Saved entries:
* * * * * * * * *

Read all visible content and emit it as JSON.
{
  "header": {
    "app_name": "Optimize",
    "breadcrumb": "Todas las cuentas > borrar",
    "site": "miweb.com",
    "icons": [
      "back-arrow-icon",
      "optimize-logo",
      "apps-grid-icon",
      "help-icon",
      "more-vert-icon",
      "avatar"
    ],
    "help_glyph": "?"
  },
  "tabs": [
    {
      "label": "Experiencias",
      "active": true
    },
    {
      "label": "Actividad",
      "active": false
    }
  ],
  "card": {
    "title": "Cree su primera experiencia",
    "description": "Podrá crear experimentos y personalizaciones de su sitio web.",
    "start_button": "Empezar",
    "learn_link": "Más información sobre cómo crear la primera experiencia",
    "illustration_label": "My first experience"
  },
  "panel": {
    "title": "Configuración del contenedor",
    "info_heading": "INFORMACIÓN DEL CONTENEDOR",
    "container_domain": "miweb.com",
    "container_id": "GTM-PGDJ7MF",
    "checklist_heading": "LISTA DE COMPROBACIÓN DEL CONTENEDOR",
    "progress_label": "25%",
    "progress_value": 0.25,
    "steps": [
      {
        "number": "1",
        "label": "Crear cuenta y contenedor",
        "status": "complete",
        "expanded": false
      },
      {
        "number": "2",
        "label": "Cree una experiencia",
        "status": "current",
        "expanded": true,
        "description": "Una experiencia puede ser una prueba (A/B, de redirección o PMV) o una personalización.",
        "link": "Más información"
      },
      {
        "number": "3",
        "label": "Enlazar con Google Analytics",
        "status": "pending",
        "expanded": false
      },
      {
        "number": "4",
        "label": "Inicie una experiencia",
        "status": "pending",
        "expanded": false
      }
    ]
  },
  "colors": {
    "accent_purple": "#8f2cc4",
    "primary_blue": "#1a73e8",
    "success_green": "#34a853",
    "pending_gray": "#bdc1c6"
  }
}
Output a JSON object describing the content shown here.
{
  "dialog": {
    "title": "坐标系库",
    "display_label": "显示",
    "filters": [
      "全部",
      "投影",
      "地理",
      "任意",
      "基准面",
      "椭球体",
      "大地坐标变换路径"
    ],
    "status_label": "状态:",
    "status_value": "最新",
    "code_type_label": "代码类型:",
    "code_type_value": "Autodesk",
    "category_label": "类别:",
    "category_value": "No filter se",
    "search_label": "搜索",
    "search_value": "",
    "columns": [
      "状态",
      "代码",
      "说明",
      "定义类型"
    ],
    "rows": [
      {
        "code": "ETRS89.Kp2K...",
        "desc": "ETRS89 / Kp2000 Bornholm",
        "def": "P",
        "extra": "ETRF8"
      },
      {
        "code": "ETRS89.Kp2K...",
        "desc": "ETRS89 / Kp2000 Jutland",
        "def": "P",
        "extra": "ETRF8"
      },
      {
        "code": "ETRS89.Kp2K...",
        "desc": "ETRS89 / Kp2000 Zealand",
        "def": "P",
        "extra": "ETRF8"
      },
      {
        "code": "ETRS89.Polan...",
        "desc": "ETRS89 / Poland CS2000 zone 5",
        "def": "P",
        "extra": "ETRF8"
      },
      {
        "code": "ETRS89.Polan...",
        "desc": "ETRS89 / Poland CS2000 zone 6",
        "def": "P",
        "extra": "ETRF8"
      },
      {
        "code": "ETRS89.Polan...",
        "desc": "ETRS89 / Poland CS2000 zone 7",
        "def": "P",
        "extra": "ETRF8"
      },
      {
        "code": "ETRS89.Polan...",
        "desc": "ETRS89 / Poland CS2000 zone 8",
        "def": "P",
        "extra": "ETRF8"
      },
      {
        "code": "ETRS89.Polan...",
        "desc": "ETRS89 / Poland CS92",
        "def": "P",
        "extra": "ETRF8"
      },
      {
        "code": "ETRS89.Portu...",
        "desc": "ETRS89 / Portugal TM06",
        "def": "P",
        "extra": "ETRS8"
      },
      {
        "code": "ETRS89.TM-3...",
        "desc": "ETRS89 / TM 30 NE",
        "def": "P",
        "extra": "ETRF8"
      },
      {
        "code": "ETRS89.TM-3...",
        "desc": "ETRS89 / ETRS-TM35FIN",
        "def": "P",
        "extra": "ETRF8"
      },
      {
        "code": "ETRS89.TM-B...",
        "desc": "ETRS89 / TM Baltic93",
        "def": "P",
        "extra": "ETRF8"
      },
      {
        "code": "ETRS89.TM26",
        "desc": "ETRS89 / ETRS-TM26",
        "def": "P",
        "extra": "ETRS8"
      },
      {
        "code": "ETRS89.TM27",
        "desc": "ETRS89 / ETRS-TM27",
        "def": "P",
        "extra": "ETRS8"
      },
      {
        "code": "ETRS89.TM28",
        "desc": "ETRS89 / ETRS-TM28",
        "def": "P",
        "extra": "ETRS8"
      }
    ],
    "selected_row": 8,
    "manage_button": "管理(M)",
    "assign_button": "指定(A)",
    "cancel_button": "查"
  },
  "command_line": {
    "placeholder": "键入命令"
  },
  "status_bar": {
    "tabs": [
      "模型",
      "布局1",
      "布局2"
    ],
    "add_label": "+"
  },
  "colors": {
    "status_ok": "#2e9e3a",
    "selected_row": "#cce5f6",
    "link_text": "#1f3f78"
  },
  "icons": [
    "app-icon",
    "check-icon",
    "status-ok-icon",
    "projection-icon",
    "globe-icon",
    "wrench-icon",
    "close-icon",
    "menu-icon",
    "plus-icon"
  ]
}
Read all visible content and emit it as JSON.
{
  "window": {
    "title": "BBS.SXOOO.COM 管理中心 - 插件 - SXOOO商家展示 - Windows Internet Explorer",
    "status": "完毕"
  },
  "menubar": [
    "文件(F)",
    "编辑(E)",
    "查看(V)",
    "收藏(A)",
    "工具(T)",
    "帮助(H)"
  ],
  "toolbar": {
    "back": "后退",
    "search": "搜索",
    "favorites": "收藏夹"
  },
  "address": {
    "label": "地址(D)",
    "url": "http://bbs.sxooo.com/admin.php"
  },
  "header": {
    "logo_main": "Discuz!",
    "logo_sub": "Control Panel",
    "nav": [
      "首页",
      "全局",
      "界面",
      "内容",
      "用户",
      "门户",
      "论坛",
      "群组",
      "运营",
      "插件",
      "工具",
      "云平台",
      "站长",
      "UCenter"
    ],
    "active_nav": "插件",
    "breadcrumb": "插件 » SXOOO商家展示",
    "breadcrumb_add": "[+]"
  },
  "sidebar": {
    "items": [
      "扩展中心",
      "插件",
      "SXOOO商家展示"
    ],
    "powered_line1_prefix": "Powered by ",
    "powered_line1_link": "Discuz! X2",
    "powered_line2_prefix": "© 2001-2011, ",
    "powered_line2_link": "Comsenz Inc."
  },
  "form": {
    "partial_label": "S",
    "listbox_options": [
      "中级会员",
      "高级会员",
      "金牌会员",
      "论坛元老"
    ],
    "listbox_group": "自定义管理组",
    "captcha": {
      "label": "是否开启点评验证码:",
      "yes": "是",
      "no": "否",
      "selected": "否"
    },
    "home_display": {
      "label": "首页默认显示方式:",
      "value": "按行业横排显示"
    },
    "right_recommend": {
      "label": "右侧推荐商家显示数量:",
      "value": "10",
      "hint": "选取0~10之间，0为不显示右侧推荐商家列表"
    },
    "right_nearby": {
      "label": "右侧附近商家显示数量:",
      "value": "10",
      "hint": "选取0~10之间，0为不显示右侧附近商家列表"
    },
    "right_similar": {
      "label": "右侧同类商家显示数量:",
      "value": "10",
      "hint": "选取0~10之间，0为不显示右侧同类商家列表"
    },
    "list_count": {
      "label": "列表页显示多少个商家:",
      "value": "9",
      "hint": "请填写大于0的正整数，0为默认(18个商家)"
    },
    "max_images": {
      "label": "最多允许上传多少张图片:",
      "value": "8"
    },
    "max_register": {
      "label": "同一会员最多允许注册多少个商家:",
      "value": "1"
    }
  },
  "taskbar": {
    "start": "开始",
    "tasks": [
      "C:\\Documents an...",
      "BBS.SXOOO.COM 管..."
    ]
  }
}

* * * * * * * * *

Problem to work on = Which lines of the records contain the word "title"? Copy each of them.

Result for this task =
    "title": "Cree su primera experiencia",
    "title": "Configuración del contenedor",
    "title": "坐标系库",
    "title": "BBS.SXOOO.COM 管理中心 - 插件 - SXOOO商家展示 - Windows Internet Explorer",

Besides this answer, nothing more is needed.